## [What this task involves]
Leaving out the pictures, reproduce each record exactly and in full.

## [The input]
[Start of section]
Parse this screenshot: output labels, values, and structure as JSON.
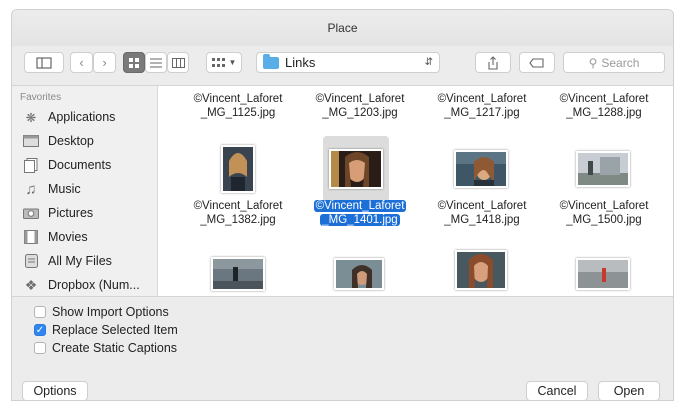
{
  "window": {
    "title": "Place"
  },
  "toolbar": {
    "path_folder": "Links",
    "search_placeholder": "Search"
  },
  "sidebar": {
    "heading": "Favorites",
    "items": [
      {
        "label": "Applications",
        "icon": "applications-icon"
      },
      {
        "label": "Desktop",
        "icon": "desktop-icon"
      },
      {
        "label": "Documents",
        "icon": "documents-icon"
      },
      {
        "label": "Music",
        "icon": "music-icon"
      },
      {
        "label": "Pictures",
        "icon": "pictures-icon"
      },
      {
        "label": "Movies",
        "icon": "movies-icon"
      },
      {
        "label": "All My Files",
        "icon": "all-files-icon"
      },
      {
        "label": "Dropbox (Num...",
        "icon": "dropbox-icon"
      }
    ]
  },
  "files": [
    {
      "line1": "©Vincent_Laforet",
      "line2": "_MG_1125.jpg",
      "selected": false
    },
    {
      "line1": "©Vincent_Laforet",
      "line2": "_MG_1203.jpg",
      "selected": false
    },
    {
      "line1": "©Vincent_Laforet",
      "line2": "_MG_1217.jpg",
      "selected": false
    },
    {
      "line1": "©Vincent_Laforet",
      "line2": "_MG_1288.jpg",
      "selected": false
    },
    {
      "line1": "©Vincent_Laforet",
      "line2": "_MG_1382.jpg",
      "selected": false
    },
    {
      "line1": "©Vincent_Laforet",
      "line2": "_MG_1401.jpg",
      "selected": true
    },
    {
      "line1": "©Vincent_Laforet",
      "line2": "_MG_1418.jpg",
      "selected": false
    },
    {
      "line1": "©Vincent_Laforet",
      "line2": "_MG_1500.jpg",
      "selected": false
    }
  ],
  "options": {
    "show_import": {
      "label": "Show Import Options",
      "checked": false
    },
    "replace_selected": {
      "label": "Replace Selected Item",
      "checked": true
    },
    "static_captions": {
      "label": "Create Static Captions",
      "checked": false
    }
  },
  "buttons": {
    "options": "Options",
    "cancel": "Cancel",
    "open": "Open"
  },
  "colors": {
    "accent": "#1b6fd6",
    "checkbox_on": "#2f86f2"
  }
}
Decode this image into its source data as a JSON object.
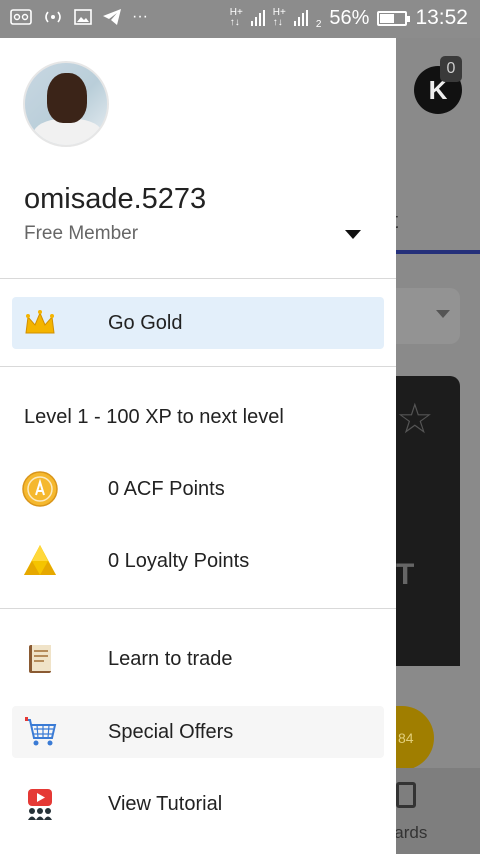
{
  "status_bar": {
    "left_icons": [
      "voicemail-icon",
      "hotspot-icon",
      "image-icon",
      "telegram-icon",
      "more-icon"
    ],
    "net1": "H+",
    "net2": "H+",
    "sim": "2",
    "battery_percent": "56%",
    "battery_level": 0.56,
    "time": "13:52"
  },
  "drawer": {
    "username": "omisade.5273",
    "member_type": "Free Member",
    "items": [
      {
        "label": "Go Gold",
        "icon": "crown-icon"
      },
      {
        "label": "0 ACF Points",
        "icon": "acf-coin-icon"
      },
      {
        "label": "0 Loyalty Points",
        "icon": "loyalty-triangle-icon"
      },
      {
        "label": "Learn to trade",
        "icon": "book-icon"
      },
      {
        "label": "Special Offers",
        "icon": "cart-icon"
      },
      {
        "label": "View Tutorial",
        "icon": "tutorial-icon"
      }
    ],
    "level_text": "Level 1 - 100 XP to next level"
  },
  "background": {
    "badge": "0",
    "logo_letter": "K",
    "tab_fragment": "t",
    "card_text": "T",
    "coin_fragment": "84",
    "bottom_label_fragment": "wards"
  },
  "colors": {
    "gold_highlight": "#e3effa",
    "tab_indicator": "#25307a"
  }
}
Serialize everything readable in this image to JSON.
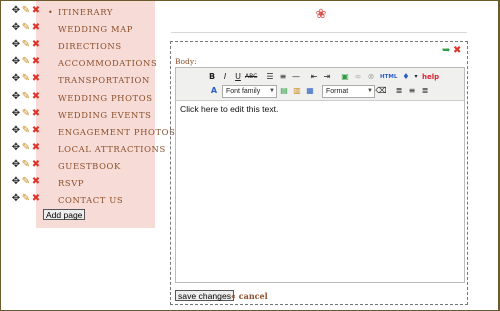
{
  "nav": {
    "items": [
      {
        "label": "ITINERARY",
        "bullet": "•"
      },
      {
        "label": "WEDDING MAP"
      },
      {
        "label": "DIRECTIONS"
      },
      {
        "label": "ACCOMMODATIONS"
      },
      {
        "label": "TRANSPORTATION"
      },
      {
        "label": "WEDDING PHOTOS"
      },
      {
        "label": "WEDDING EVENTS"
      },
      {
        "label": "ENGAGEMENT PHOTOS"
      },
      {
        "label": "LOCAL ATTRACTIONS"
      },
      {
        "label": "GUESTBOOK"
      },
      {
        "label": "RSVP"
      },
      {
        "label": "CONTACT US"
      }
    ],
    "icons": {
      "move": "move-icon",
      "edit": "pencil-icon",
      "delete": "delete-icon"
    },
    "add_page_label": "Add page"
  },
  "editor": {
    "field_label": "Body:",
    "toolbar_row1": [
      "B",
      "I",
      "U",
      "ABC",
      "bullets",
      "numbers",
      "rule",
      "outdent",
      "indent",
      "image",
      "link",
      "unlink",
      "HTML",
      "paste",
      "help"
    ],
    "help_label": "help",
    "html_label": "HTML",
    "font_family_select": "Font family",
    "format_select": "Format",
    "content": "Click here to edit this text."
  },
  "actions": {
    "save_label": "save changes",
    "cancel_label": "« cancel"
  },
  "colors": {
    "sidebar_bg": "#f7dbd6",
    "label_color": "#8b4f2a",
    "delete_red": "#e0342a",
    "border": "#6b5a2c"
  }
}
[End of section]
## [Result for this exercise]
Parse this screenshot: output labels, values, and structure as JSON.
{
  "window": {
    "title": "Place"
  },
  "toolbar": {
    "path_folder": "Links",
    "search_placeholder": "Search"
  },
  "sidebar": {
    "heading": "Favorites",
    "items": [
      {
        "label": "Applications",
        "icon": "applications-icon"
      },
      {
        "label": "Desktop",
        "icon": "desktop-icon"
      },
      {
        "label": "Documents",
        "icon": "documents-icon"
      },
      {
        "label": "Music",
        "icon": "music-icon"
      },
      {
        "label": "Pictures",
        "icon": "pictures-icon"
      },
      {
        "label": "Movies",
        "icon": "movies-icon"
      },
      {
        "label": "All My Files",
        "icon": "all-files-icon"
      },
      {
        "label": "Dropbox (Num...",
        "icon": "dropbox-icon"
      }
    ]
  },
  "files": [
    {
      "line1": "©Vincent_Laforet",
      "line2": "_MG_1125.jpg",
      "selected": false
    },
    {
      "line1": "©Vincent_Laforet",
      "line2": "_MG_1203.jpg",
      "selected": false
    },
    {
      "line1": "©Vincent_Laforet",
      "line2": "_MG_1217.jpg",
      "selected": false
    },
    {
      "line1": "©Vincent_Laforet",
      "line2": "_MG_1288.jpg",
      "selected": false
    },
    {
      "line1": "©Vincent_Laforet",
      "line2": "_MG_1382.jpg",
      "selected": false
    },
    {
      "line1": "©Vincent_Laforet",
      "line2": "_MG_1401.jpg",
      "selected": true
    },
    {
      "line1": "©Vincent_Laforet",
      "line2": "_MG_1418.jpg",
      "selected": false
    },
    {
      "line1": "©Vincent_Laforet",
      "line2": "_MG_1500.jpg",
      "selected": false
    }
  ],
  "options": {
    "show_import": {
      "label": "Show Import Options",
      "checked": false
    },
    "replace_selected": {
      "label": "Replace Selected Item",
      "checked": true
    },
    "static_captions": {
      "label": "Create Static Captions",
      "checked": false
    }
  },
  "buttons": {
    "options": "Options",
    "cancel": "Cancel",
    "open": "Open"
  },
  "colors": {
    "accent": "#1b6fd6",
    "checkbox_on": "#2f86f2"
  }
}
Decode this image into its source data as a JSON object.
{
  "status_bar": {
    "left_icons": [
      "voicemail-icon",
      "hotspot-icon",
      "image-icon",
      "telegram-icon",
      "more-icon"
    ],
    "net1": "H+",
    "net2": "H+",
    "sim": "2",
    "battery_percent": "56%",
    "battery_level": 0.56,
    "time": "13:52"
  },
  "drawer": {
    "username": "omisade.5273",
    "member_type": "Free Member",
    "items": [
      {
        "label": "Go Gold",
        "icon": "crown-icon"
      },
      {
        "label": "0 ACF Points",
        "icon": "acf-coin-icon"
      },
      {
        "label": "0 Loyalty Points",
        "icon": "loyalty-triangle-icon"
      },
      {
        "label": "Learn to trade",
        "icon": "book-icon"
      },
      {
        "label": "Special Offers",
        "icon": "cart-icon"
      },
      {
        "label": "View Tutorial",
        "icon": "tutorial-icon"
      }
    ],
    "level_text": "Level 1 - 100 XP to next level"
  },
  "background": {
    "badge": "0",
    "logo_letter": "K",
    "tab_fragment": "t",
    "card_text": "T",
    "coin_fragment": "84",
    "bottom_label_fragment": "wards"
  },
  "colors": {
    "gold_highlight": "#e3effa",
    "tab_indicator": "#25307a"
  }
}
Serialize everything readable in this image to JSON.
{
  "nav": {
    "items": [
      {
        "label": "ITINERARY",
        "bullet": "•"
      },
      {
        "label": "WEDDING MAP"
      },
      {
        "label": "DIRECTIONS"
      },
      {
        "label": "ACCOMMODATIONS"
      },
      {
        "label": "TRANSPORTATION"
      },
      {
        "label": "WEDDING PHOTOS"
      },
      {
        "label": "WEDDING EVENTS"
      },
      {
        "label": "ENGAGEMENT PHOTOS"
      },
      {
        "label": "LOCAL ATTRACTIONS"
      },
      {
        "label": "GUESTBOOK"
      },
      {
        "label": "RSVP"
      },
      {
        "label": "CONTACT US"
      }
    ],
    "icons": {
      "move": "move-icon",
      "edit": "pencil-icon",
      "delete": "delete-icon"
    },
    "add_page_label": "Add page"
  },
  "editor": {
    "field_label": "Body:",
    "toolbar_row1": [
      "B",
      "I",
      "U",
      "ABC",
      "bullets",
      "numbers",
      "rule",
      "outdent",
      "indent",
      "image",
      "link",
      "unlink",
      "HTML",
      "paste",
      "help"
    ],
    "help_label": "help",
    "html_label": "HTML",
    "font_family_select": "Font family",
    "format_select": "Format",
    "content": "Click here to edit this text."
  },
  "actions": {
    "save_label": "save changes",
    "cancel_label": "« cancel"
  },
  "colors": {
    "sidebar_bg": "#f7dbd6",
    "label_color": "#8b4f2a",
    "delete_red": "#e0342a",
    "border": "#6b5a2c"
  }
}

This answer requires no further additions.